Extracted data entries
------------------------------------------------

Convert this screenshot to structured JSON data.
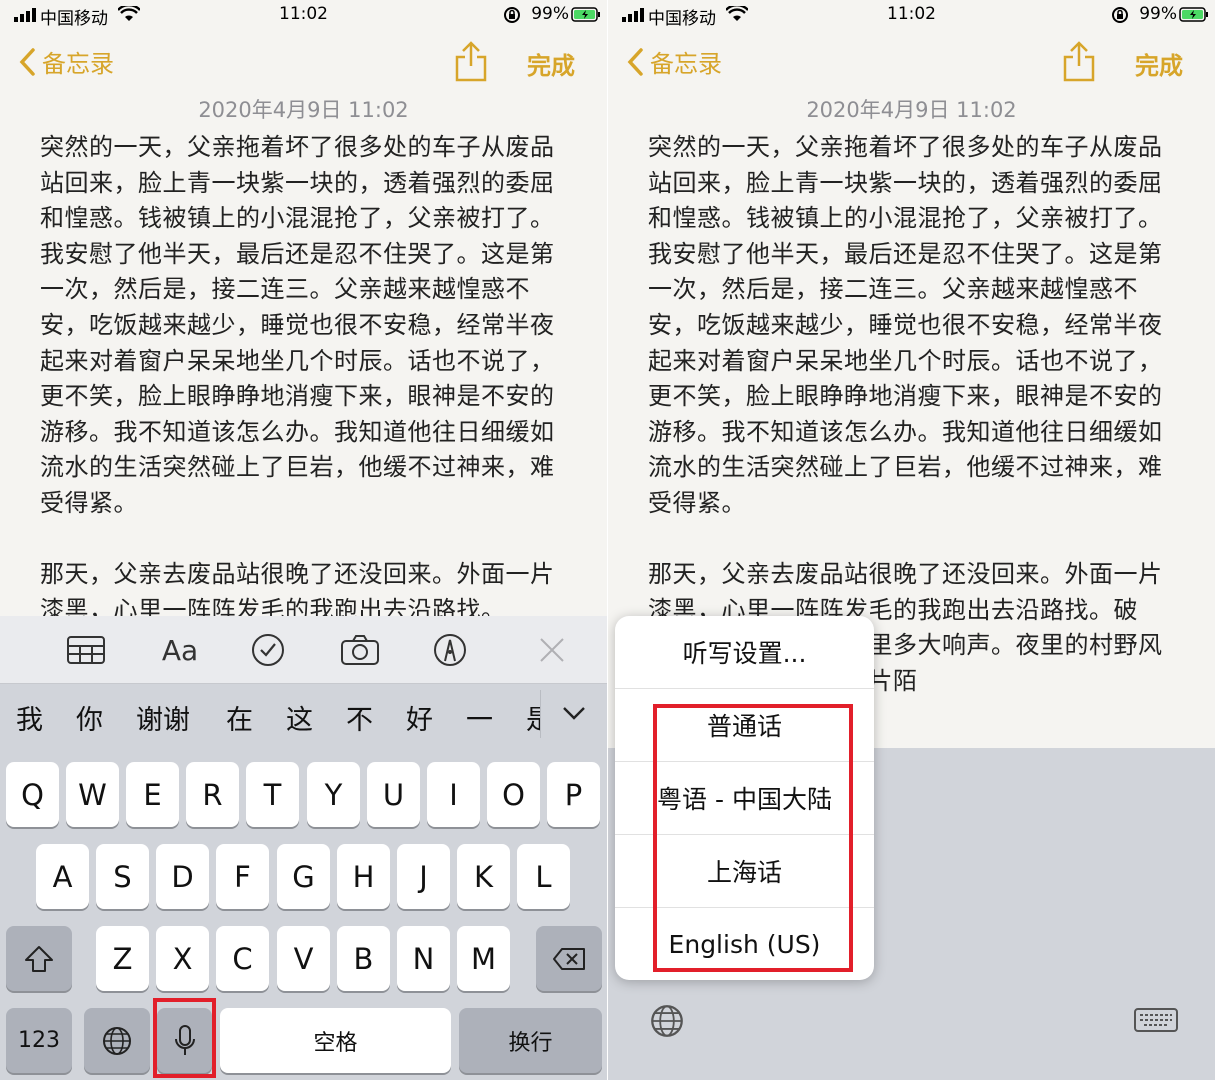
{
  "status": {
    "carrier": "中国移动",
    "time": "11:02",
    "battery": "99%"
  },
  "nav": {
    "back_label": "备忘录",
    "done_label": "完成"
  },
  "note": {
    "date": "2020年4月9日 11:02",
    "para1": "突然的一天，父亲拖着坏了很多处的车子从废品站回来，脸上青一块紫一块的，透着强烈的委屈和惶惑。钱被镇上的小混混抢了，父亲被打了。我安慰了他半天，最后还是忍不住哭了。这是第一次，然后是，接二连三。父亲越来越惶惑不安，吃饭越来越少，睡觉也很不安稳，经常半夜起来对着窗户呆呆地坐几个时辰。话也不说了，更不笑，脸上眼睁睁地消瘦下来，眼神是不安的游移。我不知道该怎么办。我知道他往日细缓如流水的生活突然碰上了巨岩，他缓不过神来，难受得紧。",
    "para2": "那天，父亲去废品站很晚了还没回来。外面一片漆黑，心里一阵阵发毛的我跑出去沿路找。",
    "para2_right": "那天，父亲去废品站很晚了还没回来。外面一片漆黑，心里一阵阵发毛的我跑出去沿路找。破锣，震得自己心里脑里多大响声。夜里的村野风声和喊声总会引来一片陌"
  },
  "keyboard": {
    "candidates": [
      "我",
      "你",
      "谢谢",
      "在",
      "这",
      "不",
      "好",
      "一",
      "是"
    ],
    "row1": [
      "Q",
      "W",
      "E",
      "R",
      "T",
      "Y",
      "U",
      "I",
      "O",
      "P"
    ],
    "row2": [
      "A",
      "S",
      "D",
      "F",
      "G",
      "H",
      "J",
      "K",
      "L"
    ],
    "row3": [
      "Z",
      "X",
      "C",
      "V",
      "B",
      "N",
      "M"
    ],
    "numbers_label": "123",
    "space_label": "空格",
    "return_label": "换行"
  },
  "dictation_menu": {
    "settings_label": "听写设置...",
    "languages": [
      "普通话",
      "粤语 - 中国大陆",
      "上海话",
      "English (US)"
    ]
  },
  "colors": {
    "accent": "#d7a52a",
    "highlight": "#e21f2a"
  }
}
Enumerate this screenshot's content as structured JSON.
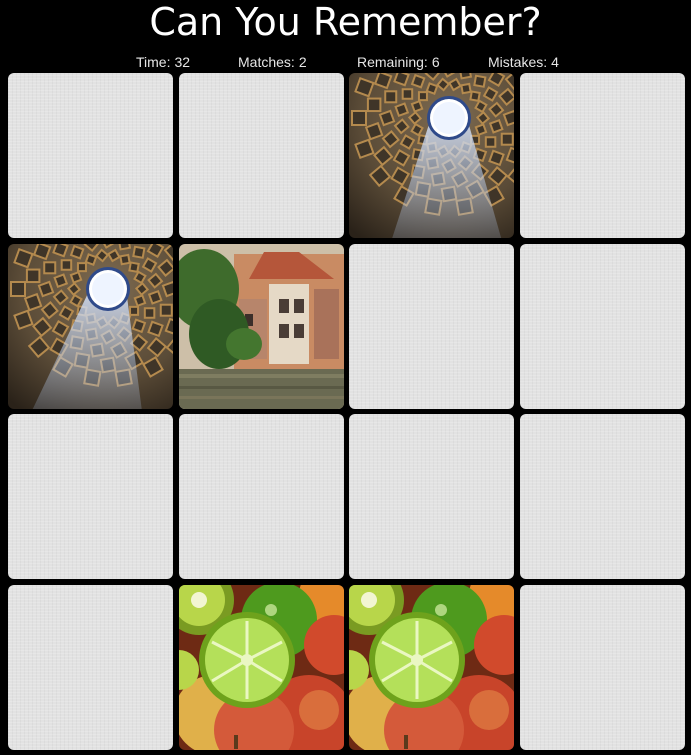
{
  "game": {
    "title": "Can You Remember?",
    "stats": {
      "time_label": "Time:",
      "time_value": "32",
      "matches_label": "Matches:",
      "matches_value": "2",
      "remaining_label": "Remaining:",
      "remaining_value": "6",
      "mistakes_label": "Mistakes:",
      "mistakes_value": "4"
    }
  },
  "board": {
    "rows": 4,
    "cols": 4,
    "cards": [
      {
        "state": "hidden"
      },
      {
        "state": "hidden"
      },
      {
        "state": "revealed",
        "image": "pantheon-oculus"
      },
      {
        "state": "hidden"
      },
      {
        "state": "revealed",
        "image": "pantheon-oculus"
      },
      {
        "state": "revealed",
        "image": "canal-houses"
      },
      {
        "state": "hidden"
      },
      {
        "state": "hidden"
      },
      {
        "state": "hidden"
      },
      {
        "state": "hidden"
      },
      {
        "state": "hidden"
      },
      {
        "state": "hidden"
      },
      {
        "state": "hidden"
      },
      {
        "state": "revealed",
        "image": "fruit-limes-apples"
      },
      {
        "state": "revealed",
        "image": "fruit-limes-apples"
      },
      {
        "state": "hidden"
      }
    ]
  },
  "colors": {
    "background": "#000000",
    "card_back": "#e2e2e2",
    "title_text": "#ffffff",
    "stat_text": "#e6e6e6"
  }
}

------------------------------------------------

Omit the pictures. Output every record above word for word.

Convert this screenshot to structured JSON data.
{
  "status": {
    "carrier": "中国移动",
    "time": "11:02",
    "battery": "99%"
  },
  "nav": {
    "back_label": "备忘录",
    "done_label": "完成"
  },
  "note": {
    "date": "2020年4月9日 11:02",
    "para1": "突然的一天，父亲拖着坏了很多处的车子从废品站回来，脸上青一块紫一块的，透着强烈的委屈和惶惑。钱被镇上的小混混抢了，父亲被打了。我安慰了他半天，最后还是忍不住哭了。这是第一次，然后是，接二连三。父亲越来越惶惑不安，吃饭越来越少，睡觉也很不安稳，经常半夜起来对着窗户呆呆地坐几个时辰。话也不说了，更不笑，脸上眼睁睁地消瘦下来，眼神是不安的游移。我不知道该怎么办。我知道他往日细缓如流水的生活突然碰上了巨岩，他缓不过神来，难受得紧。",
    "para2": "那天，父亲去废品站很晚了还没回来。外面一片漆黑，心里一阵阵发毛的我跑出去沿路找。",
    "para2_right": "那天，父亲去废品站很晚了还没回来。外面一片漆黑，心里一阵阵发毛的我跑出去沿路找。破锣，震得自己心里脑里多大响声。夜里的村野风声和喊声总会引来一片陌"
  },
  "keyboard": {
    "candidates": [
      "我",
      "你",
      "谢谢",
      "在",
      "这",
      "不",
      "好",
      "一",
      "是"
    ],
    "row1": [
      "Q",
      "W",
      "E",
      "R",
      "T",
      "Y",
      "U",
      "I",
      "O",
      "P"
    ],
    "row2": [
      "A",
      "S",
      "D",
      "F",
      "G",
      "H",
      "J",
      "K",
      "L"
    ],
    "row3": [
      "Z",
      "X",
      "C",
      "V",
      "B",
      "N",
      "M"
    ],
    "numbers_label": "123",
    "space_label": "空格",
    "return_label": "换行"
  },
  "dictation_menu": {
    "settings_label": "听写设置...",
    "languages": [
      "普通话",
      "粤语 - 中国大陆",
      "上海话",
      "English (US)"
    ]
  },
  "colors": {
    "accent": "#d7a52a",
    "highlight": "#e21f2a"
  }
}
Enumerate this screenshot's content as structured JSON.
{
  "game": {
    "title": "Can You Remember?",
    "stats": {
      "time_label": "Time:",
      "time_value": "32",
      "matches_label": "Matches:",
      "matches_value": "2",
      "remaining_label": "Remaining:",
      "remaining_value": "6",
      "mistakes_label": "Mistakes:",
      "mistakes_value": "4"
    }
  },
  "board": {
    "rows": 4,
    "cols": 4,
    "cards": [
      {
        "state": "hidden"
      },
      {
        "state": "hidden"
      },
      {
        "state": "revealed",
        "image": "pantheon-oculus"
      },
      {
        "state": "hidden"
      },
      {
        "state": "revealed",
        "image": "pantheon-oculus"
      },
      {
        "state": "revealed",
        "image": "canal-houses"
      },
      {
        "state": "hidden"
      },
      {
        "state": "hidden"
      },
      {
        "state": "hidden"
      },
      {
        "state": "hidden"
      },
      {
        "state": "hidden"
      },
      {
        "state": "hidden"
      },
      {
        "state": "hidden"
      },
      {
        "state": "revealed",
        "image": "fruit-limes-apples"
      },
      {
        "state": "revealed",
        "image": "fruit-limes-apples"
      },
      {
        "state": "hidden"
      }
    ]
  },
  "colors": {
    "background": "#000000",
    "card_back": "#e2e2e2",
    "title_text": "#ffffff",
    "stat_text": "#e6e6e6"
  }
}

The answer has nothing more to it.